And for what? What part of our original scientific goal is achieved by ensuring a result is "large enough"? It doesn’t help advance knowledge to withhold a result for being small, if it is correct, and clear, and original.

I see none.

At best, this definition seems to be a response to something unscientific... see the next section.

The Social Aspect of Reviewing

social | adjective: relating to society or its organization.

There’s another aspect to peer review, which I will call a social aspect. Science is, of course, a social process, so these are not unrelated. But I want to separate them.

The previous aspects to reviewing dealt explicity with scientific mission— the advancement of knowledge. But it is us humans that are attempting to do that, in a large context with many systems and pressures that we interact with and within.

For example, to advnace knowledge, we must keep up with the state of knowledge. One purpose of reviewing I’ve heard advocate is to act in defense of human attention, so that we can focus on the advancement that are relevant and important. A peer reviewers job is, in part, to reject "noise" from the process, so it is even possible to know what the state of knowledge is.

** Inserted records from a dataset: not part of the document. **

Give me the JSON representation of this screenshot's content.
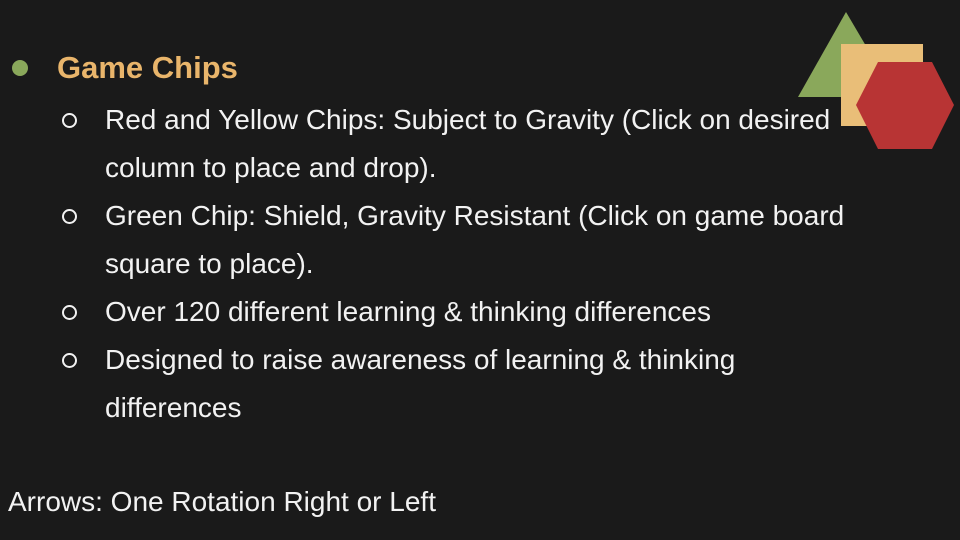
{
  "slide": {
    "heading": "Game Chips",
    "items": [
      "Red and Yellow Chips: Subject to Gravity (Click on desired column to place and drop).",
      "Green Chip: Shield, Gravity Resistant (Click on game board square to place).",
      "Over 120 different learning & thinking differences",
      "Designed to raise awareness of learning & thinking differences"
    ],
    "footer": "Arrows: One Rotation Right or Left"
  },
  "decoration": {
    "triangle_color": "#8aa85b",
    "square_color": "#e9be78",
    "hexagon_color": "#b83434",
    "icons": [
      "green-triangle-icon",
      "yellow-square-icon",
      "red-hexagon-icon"
    ]
  },
  "colors": {
    "background": "#1a1a1a",
    "heading": "#e9b56b",
    "heading_bullet": "#8aa85b",
    "text": "#f2f2f2"
  }
}
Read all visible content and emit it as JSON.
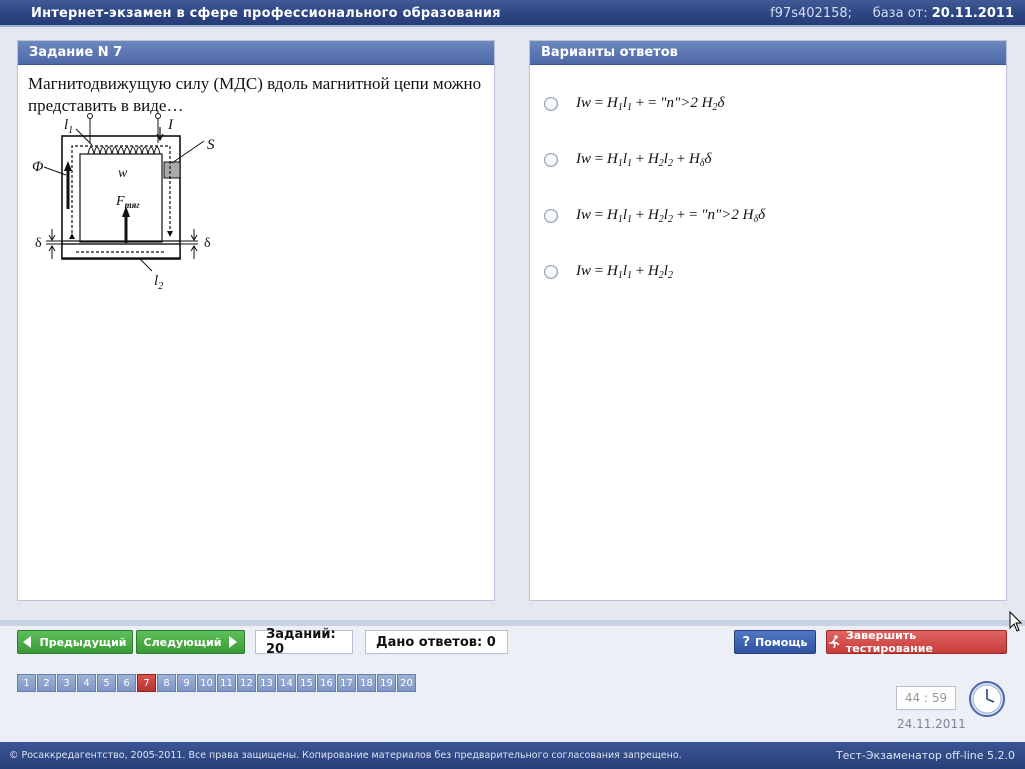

This seems related to the second definition of "significance" in the prior section. If a result is "too small", perhaps it becomes a distraction. New authors spend too much time learning it and pushing it to a state of being useful, taking more time than it would have taken the original authors, thus wasting time. Or perhaps realizing the result does not scale to enough settings as originally assumed, but only after wasting a great deal of time, attention, and effort.

But this requires us to make the call on what others will want to and/or should pay attention to. That’s a hard call to make; I’m not sure whether I can make or should make it.

It could also be a reaction to gaming the system that employs scientists and funds research. A bunch of small publication is still a large publication count, which can (through the magic of relying on metrics) convince people to provide funding or jobs to one person, but not another. This, in turn, can prevent others from doing useful work to advance knowledge; they could use made use of those jobs or funding.

I’m not going to rant here about the Tyranny of Metrics, for which there’s a whole book I heartily recommend.

Metrics exist, and we have to work with them, so it’s worth paying attention to them. We don’t want people gaming our system, even if our system is stupid. We should try to change it, but that’s not always possible.

Still I think it’s worth being careful of doing more harm than good when trying to prevent people from gaming the system. I’m not sure how easy it is to recognize "salami slicing" a work in to lots of little pieces of work, apriori. Science is incremental.

On the other side, does a venue have a responsibility to game unjust systems? Some systems exist evaluate venues based on inclusion in certain indexes, acceptance reates, classificaiton as journal or conference, etc, and peoples jobs’ rely on these things. Should a venue do things like turn itself into a journal (as PACMPL has done) to game an unjust evaluation system? What about targeting a certain acceptance ratio, which POPL explicitly does?
This acceptance ratio is important for maintaing a high ranking in the CORE ranking system.

See ICFP’s downgrade from A* to A, which cites the acceptance ratio of 33% being too high: http://portal.core.edu.au/core/media/justification/CORE2021/4612ICFP.pdf

Do reviewers have a responsibility to maintain a high ranking, to the benefit of the venue and the people submitting to their venue, by rejecting a certain proportion of papers? Without doing so, we risk the scientific endeavour— the venue and its community may no longer be able to effectively advance knowledge.

I dunno man I’m not a moral philosopher.